October 8-14 is National Fire Prevention Awareness week.  That makes this a good time for you to prepare your workplace and your employees for the unexpected.  This year’s focus is Evacuation drills with the theme “Every Second Counts: Plan 2 Ways Out.”

Emergency Evacuation Drills

Many employers in Minnesota are required to conduct emergency evacuation drills.  The required frequency of these drills will vary based on the type of business.  There are some businesses who are not required to conduct evacuation drills. To find out if your business is subject to drill requirements, use MMA’s searchable drill requirement document.

Employees should be trained on emergency evacuation procedures on a regular basis. Try to conduct your drills at unexpected times and under varying conditions to simulate the unusual conditions that occur in case of fire.

Did You Know?...
According to NFPA:
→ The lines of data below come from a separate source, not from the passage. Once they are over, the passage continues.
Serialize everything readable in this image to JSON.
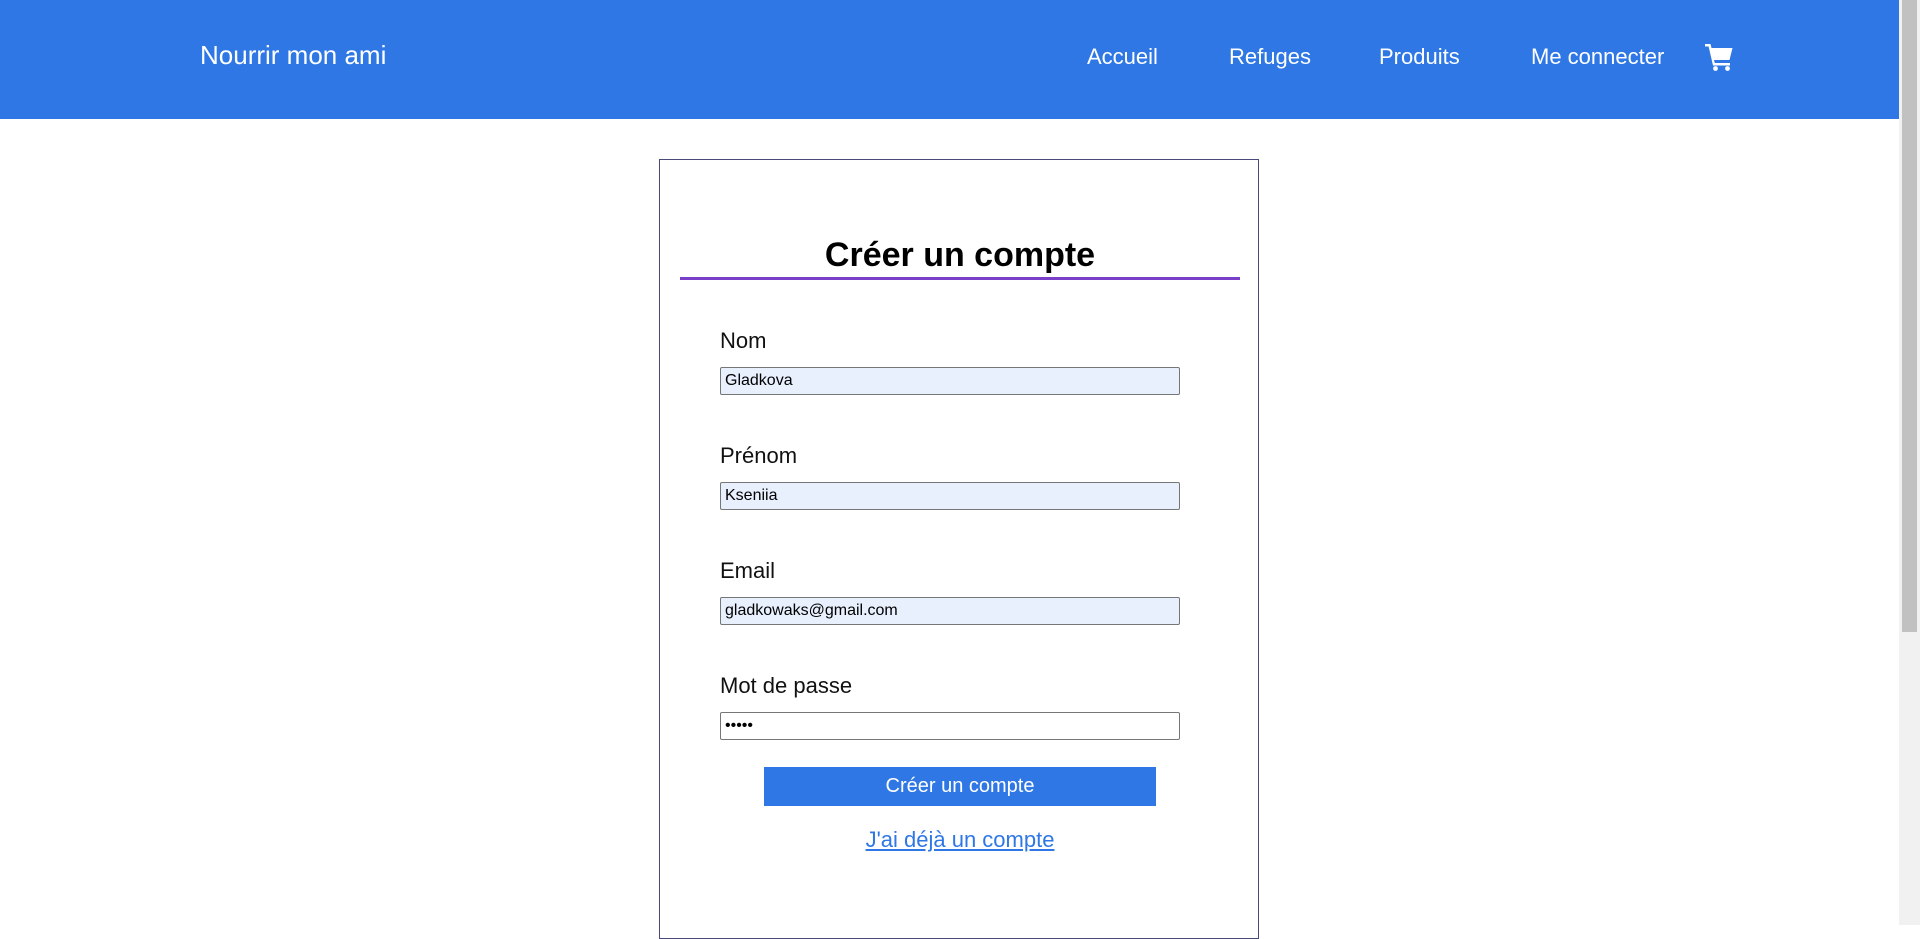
{
  "navbar": {
    "brand": "Nourrir mon ami",
    "links": [
      "Accueil",
      "Refuges",
      "Produits",
      "Me connecter"
    ],
    "cart_icon": "cart-icon",
    "background_color": "#2e77e5"
  },
  "form": {
    "title": "Créer un compte",
    "fields": [
      {
        "label": "Nom",
        "value": "Gladkova"
      },
      {
        "label": "Prénom",
        "value": "Kseniia"
      },
      {
        "label": "Email",
        "value": "gladkowaks@gmail.com"
      },
      {
        "label": "Mot de passe",
        "value": "•••••"
      }
    ],
    "submit_label": "Créer un compte",
    "login_link": "J'ai déjà un compte",
    "accent_color": "#7a3fc9"
  }
}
  • The top causes of home fires are cooking, smoking, heating equipment, arson and electrical problems.
  • About 300 people are killed each year
  • Approximately $280 million is lost in in property damage each year
  • Working smoke alarms cut the chances of dying in a house fire in half. 

Evacuation procedures and drills

Practice helps ensure a successful drill. After all, “Every Second Counts.”

Before a drill occurs:

  • Identify key employees to assume command of the drill and post-drill activities
  • Develop a plan for evacuation and instruct employees on where to go
  • Prepare to document the drill.  Use MMA’s Emergency Evacuation Evaluation Form

During the drill:

  • Identify gaps or weaknesses in emergency procedures
  • Note notification and communication system problems
  • Look for opportunities for response speed and coordination improvements
  • Identify problems with roles and responsibilities

After each drill:

  • Evaluate the results using MMA’s Emergency Evacuation Evaluation Form
  • Ask employees for feedback on opportunities for improvement
  • Develop an improvement plan with detailed goals
  • Assign tasks with clear, specific deadlines

Your records of the emergency evacuation drills should include the following information:

  • Identity of the person conducting the drill
  • Date and time of the drill
  • Notification method used
  • Staff members on duty and participating
  • Number of occupants evacuated
  • Special conditions simulated
  • Problems encountered
  • Weather conditions when occupants were evacuated
  • Time required to accomplish a complete evacuation

For more information on Fire Prevention Awareness, visit the National Fire Protection Association website at

If you have specific questions about your fire safety prevention efforts or evacuations plans, contact your MMA representative.